Over the years, Newcombe has syndicated some of the most important figures of our time, including Pope John Paul II, Richard Nixon, Hillary Clinton, Jimmy Carter, Nancy Reagan, Henry Kissinger, Erma Bombeck, Art Buchwald, Joyce Jillson, Jeane Dixon, Sydney Omarr, Carl Rowan, Robert Novak, Dan Quayle and Oliver North. Newcombe also has syndicated Bill O'Reilly, Molly Ivins, Larry Kudlow, John Stossel, Hunter S. Thompson, Arianna Huffington, Tony Kornheiser, Patrick Buchanan, Thomas Sowell, Walter E. Williams, Michelle Malkin, Mona Charen, Ben Carson, Star Parker, Mark Shields and Susan Estrich. Other columnists include Alexander Cockburn, Robert Scheer, David Nyhan, Brent Bozell, Tony Snow, Tony Blankley, Eric Breindel and Benazir Bhutto.
In addition to B.C., Creators comics include Wizard of Id, One Big Happy, Speed Bump, Chuckle Bros, Agnes, Ballard Street, Liberty Meadows, Rubes, The Other Coast, Archie, Long Story Short, Batman, Zorro, Teenage Mutant Ninja Turtles, Mickey Mouse and Donald Duck. He also syndicated The Far Side internationally.

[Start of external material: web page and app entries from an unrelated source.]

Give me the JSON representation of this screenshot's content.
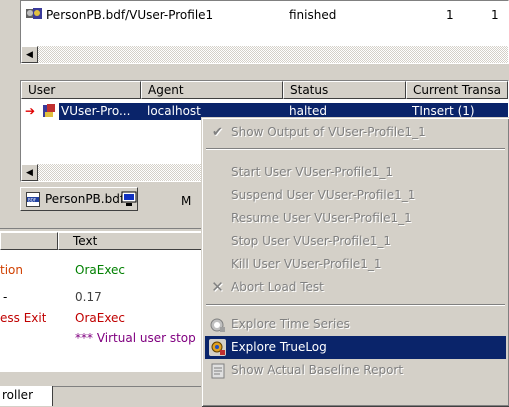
{
  "top_table": {
    "row": {
      "name": "PersonPB.bdf/VUser-Profile1",
      "status": "finished",
      "col3": "1",
      "col4": "1"
    }
  },
  "user_table": {
    "headers": {
      "user": "User",
      "agent": "Agent",
      "status": "Status",
      "current": "Current Transa"
    },
    "row": {
      "user": "VUser-Pro...",
      "agent": "localhost",
      "status": "halted",
      "current": "TInsert (1)"
    }
  },
  "tabs": {
    "file_tab": "PersonPB.bdf",
    "monitor_tab": "M"
  },
  "log_table": {
    "header_text": "Text",
    "rows": [
      {
        "left": "tion",
        "text": "OraExec",
        "left_color": "#d04000",
        "text_color": "#008000"
      },
      {
        "left": "-",
        "text": "0.17",
        "left_color": "#000000",
        "text_color": "#404040"
      },
      {
        "left": "ess Exit",
        "text": "OraExec",
        "left_color": "#c00000",
        "text_color": "#c00000"
      },
      {
        "left": "",
        "text": "*** Virtual user stop",
        "left_color": "#000000",
        "text_color": "#800080"
      }
    ]
  },
  "bottom_tab": "roller",
  "context_menu": {
    "items": [
      {
        "label": "Show Output of VUser-Profile1_1",
        "icon": "check-icon"
      },
      {
        "label": "Start User VUser-Profile1_1"
      },
      {
        "label": "Suspend User VUser-Profile1_1"
      },
      {
        "label": "Resume User VUser-Profile1_1"
      },
      {
        "label": "Stop User VUser-Profile1_1"
      },
      {
        "label": "Kill User VUser-Profile1_1"
      },
      {
        "label": "Abort Load Test",
        "icon": "x-icon"
      },
      {
        "label": "Explore Time Series",
        "icon": "time-series-icon"
      },
      {
        "label": "Explore TrueLog",
        "icon": "truelog-icon",
        "highlighted": true
      },
      {
        "label": "Show Actual Baseline Report",
        "icon": "report-icon"
      }
    ]
  },
  "colors": {
    "selection": "#0a246a",
    "face": "#d4d0c8"
  }
}
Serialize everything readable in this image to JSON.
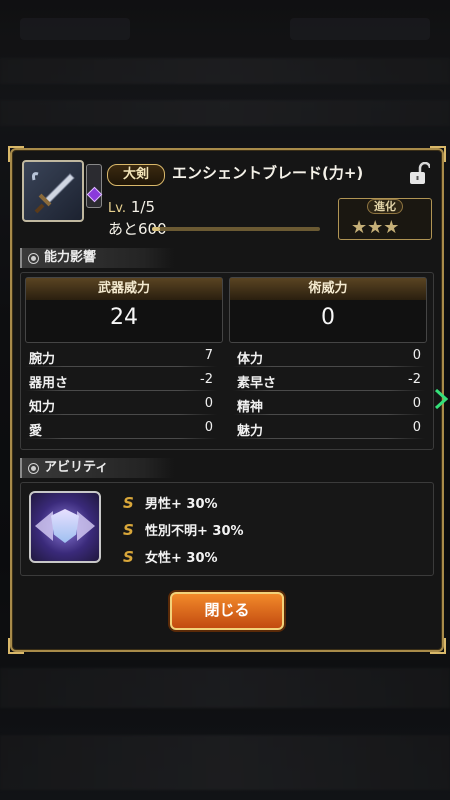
{
  "weapon": {
    "type": "大剣",
    "name": "エンシェントブレード(力+)",
    "level_prefix": "Lv.",
    "level": "1/5",
    "exp_remaining": "あと600",
    "exp_progress": 0.05,
    "evolution_label": "進化",
    "evolution_stars": "★★★"
  },
  "sections": {
    "stats_title": "能力影響",
    "ability_title": "アビリティ"
  },
  "power": {
    "weapon_label": "武器威力",
    "weapon_value": "24",
    "magic_label": "術威力",
    "magic_value": "0"
  },
  "stats_left": [
    {
      "label": "腕力",
      "value": "7"
    },
    {
      "label": "器用さ",
      "value": "-2"
    },
    {
      "label": "知力",
      "value": "0"
    },
    {
      "label": "愛",
      "value": "0"
    }
  ],
  "stats_right": [
    {
      "label": "体力",
      "value": "0"
    },
    {
      "label": "素早さ",
      "value": "-2"
    },
    {
      "label": "精神",
      "value": "0"
    },
    {
      "label": "魅力",
      "value": "0"
    }
  ],
  "abilities": [
    {
      "symbol": "S",
      "text": "男性+ 30%"
    },
    {
      "symbol": "S",
      "text": "性別不明+ 30%"
    },
    {
      "symbol": "S",
      "text": "女性+ 30%"
    }
  ],
  "close_label": "閉じる",
  "colors": {
    "frame_gold": "#a88b4a",
    "button_orange": "#e0661c",
    "arrow_green": "#35e07a"
  }
}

In 2008 Creators Syndicate acquired the prestigious Copley News Service, which was part of the San Diego Union-Tribune. In 1991 Creators Syndicate took over Heritage Features Syndicate, which was part of the conservative Heritage Foundation based in Washington, D.C.

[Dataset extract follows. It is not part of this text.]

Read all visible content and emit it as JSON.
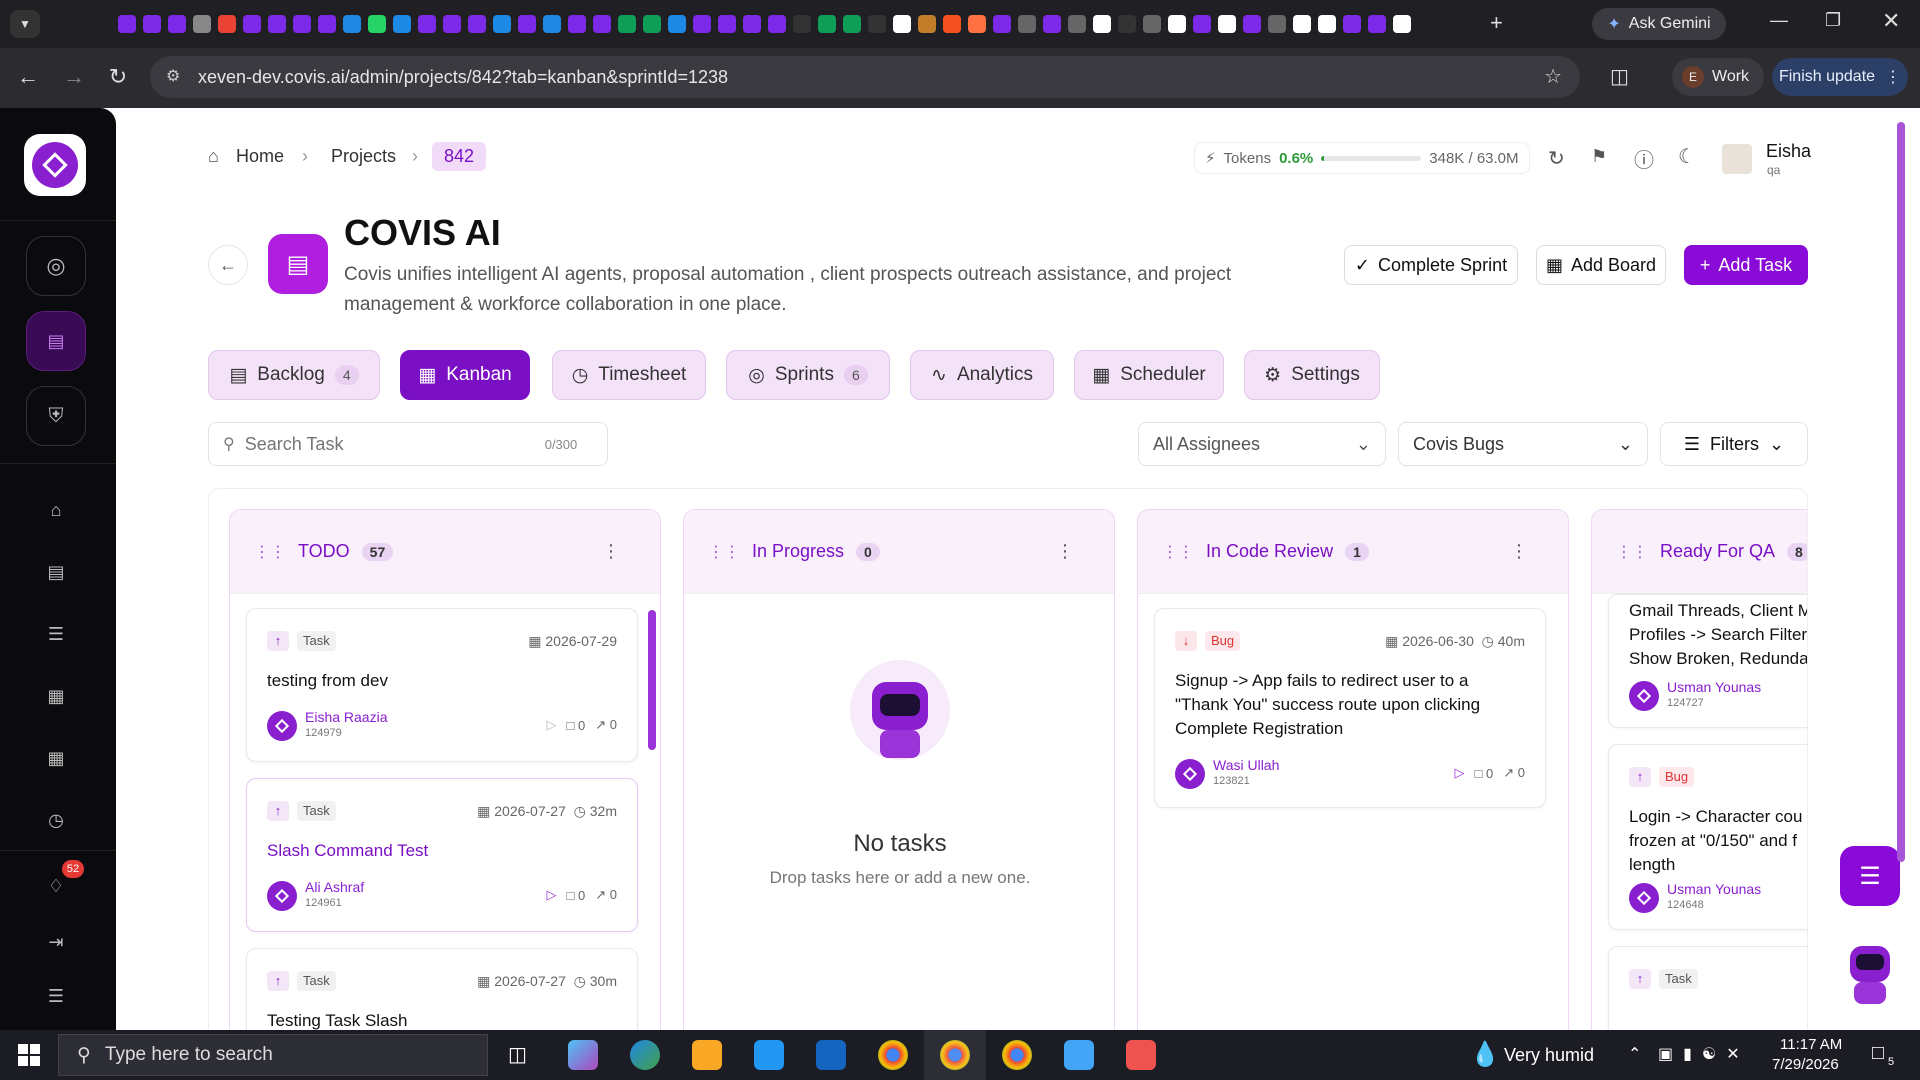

In 2011 Jack Newcombe became President of Creators Syndicate, and together with Rick Newcombe started Creators Publishing and Sumner Books, which have published more than 150 titles. One of their best sellers is What I Believe by Ben Carson and includes an introduction by Rick Newcombe. One of Sumner Books most successful projects is the "Stories of Success" series by best-selling author Horatio Alger, which have particular appeal to homeschooling parents.

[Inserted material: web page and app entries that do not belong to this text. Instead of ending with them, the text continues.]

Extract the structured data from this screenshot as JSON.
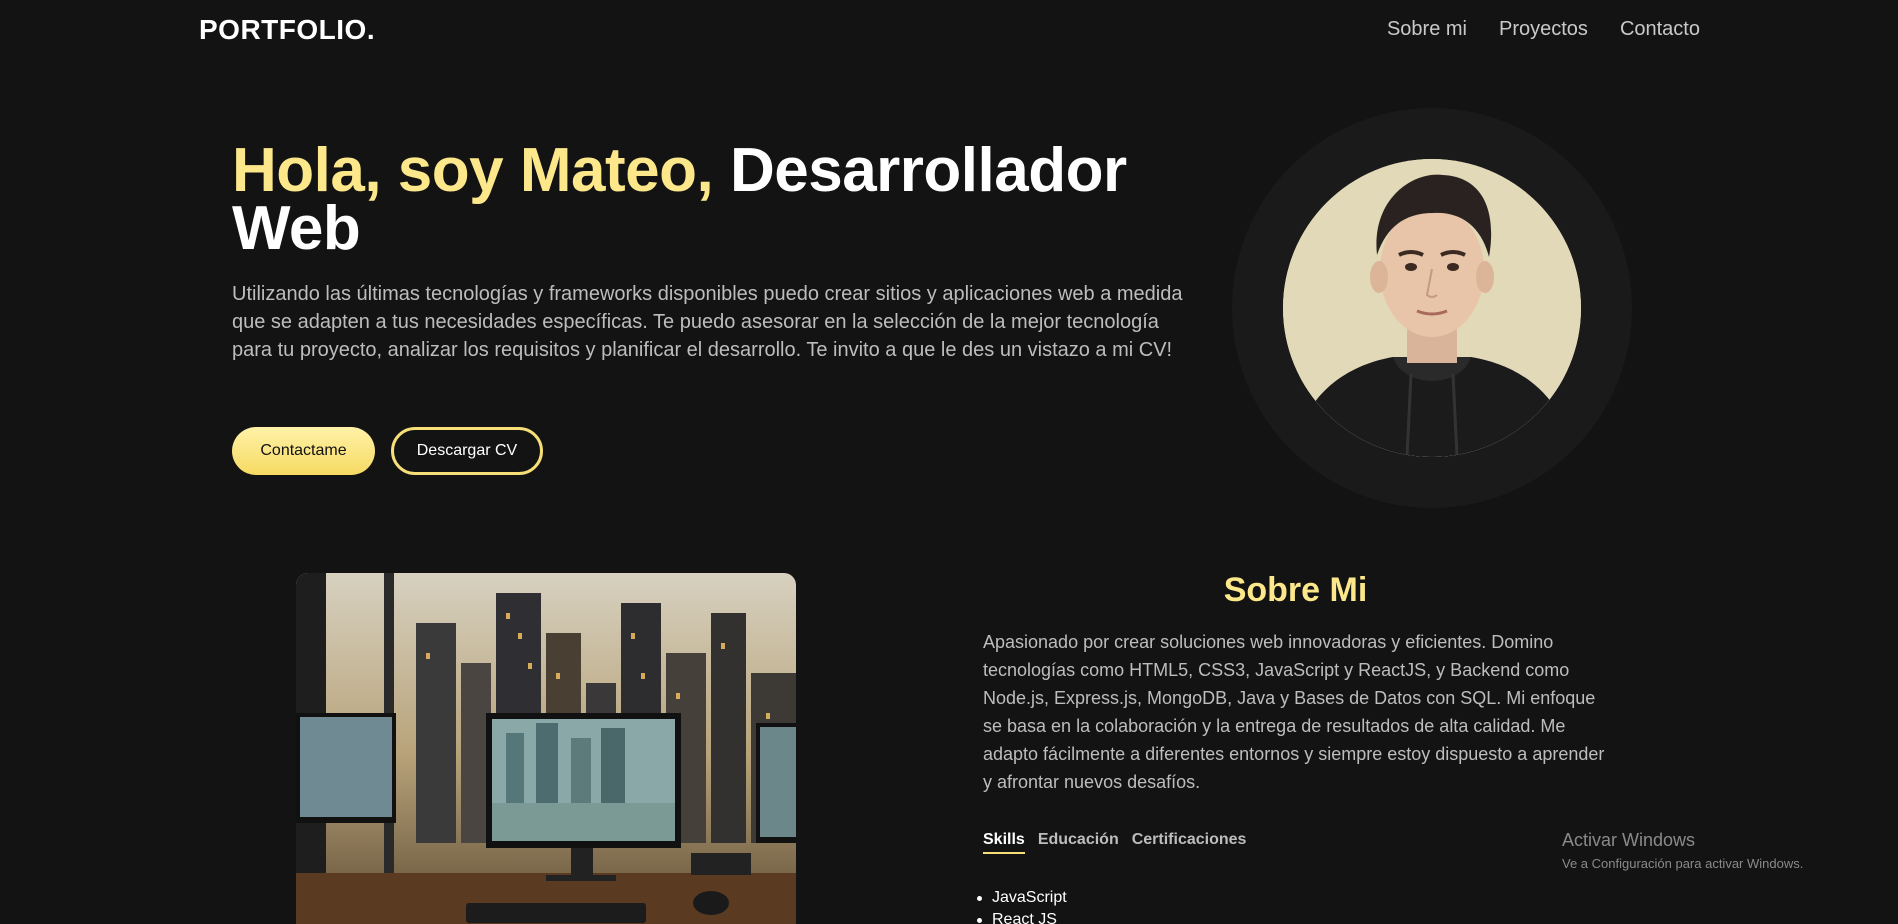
{
  "header": {
    "logo": "PORTFOLIO.",
    "nav": [
      {
        "label": "Sobre mi"
      },
      {
        "label": "Proyectos"
      },
      {
        "label": "Contacto"
      }
    ]
  },
  "hero": {
    "title_highlight": "Hola, soy Mateo,",
    "title_rest": "Desarrollador Web",
    "description": "Utilizando las últimas tecnologías y frameworks disponibles puedo crear sitios y aplicaciones web a medida que se adapten a tus necesidades específicas. Te puedo asesorar en la selección de la mejor tecnología para tu proyecto, analizar los requisitos y planificar el desarrollo. Te invito a que le des un vistazo a mi CV!",
    "primary_button": "Contactame",
    "secondary_button": "Descargar CV"
  },
  "about": {
    "title": "Sobre Mi",
    "text": "Apasionado por crear soluciones web innovadoras y eficientes. Domino tecnologías como HTML5, CSS3, JavaScript y ReactJS, y Backend como Node.js, Express.js, MongoDB, Java y Bases de Datos con SQL. Mi enfoque se basa en la colaboración y la entrega de resultados de alta calidad. Me adapto fácilmente a diferentes entornos y siempre estoy dispuesto a aprender y afrontar nuevos desafíos.",
    "tabs": [
      {
        "label": "Skills"
      },
      {
        "label": "Educación"
      },
      {
        "label": "Certificaciones"
      }
    ],
    "skills": [
      "JavaScript",
      "React JS"
    ]
  },
  "watermark": {
    "title": "Activar Windows",
    "subtitle": "Ve a Configuración para activar Windows."
  },
  "colors": {
    "background": "#131313",
    "accent": "#fce88a",
    "text_muted": "#bdbdbd"
  }
}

After 25 years of operating in the city of Los Angeles, Creators Syndicate moved to nearby Hermosa Beach because of a tax dispute with the city. In 1992 Creators and the city had a series of hearings to determine the category of tax classification for the company. Once that was determined, Creators stayed in Los Angeles. But in 2007, the city said it changed its mind and wanted Creators moved to a much higher tax classification retroactively for five years with interest and penalties.
Newcombe gave Arianna Huffington her start as a syndicated columnist in 1996 but they parted ways in 1998 after Sheila Lawrence, widow of U.S. Ambassador to Switzerland Larry Lawrence, filed a $25 million lawsuit against the columnist, the syndicate and some of their clients.
Newcombe is also an avid weightlifter, pipe collector and writer. He contributed to the 1983 book The Businessman's Minutes-A-Day Guide to Shaping Up, by former champion bodybuilder and Italian actor Dr. Franco Columbu. He has been lifting weights for most of his life and entered one bodybuilding contest in 1986, placing third in the AAU Mr. Los Angeles Contest. He has been featured in Muscle & Fitness magazine. He wrote the book In Search of Pipe Dreams (2003), which was translated into Mandarin and German, titled Der Traum vom Pfeifenrauchen in German (translation: The Dream of Pipe Smoking) (2007). He also wrote Still Searching for Pipe Dreams in 2010. In 2012, Newcombe contributed to the books Scandinavian Pipemakers, by Jan Andersson, and Shoulder Pain? the Solution and Prevention, by Dr. John Kirsch. He also contributed to the Chinese book, An Ivarsson Product: Three Generations of Ivarsson by Xu Hai, which was published in 2015.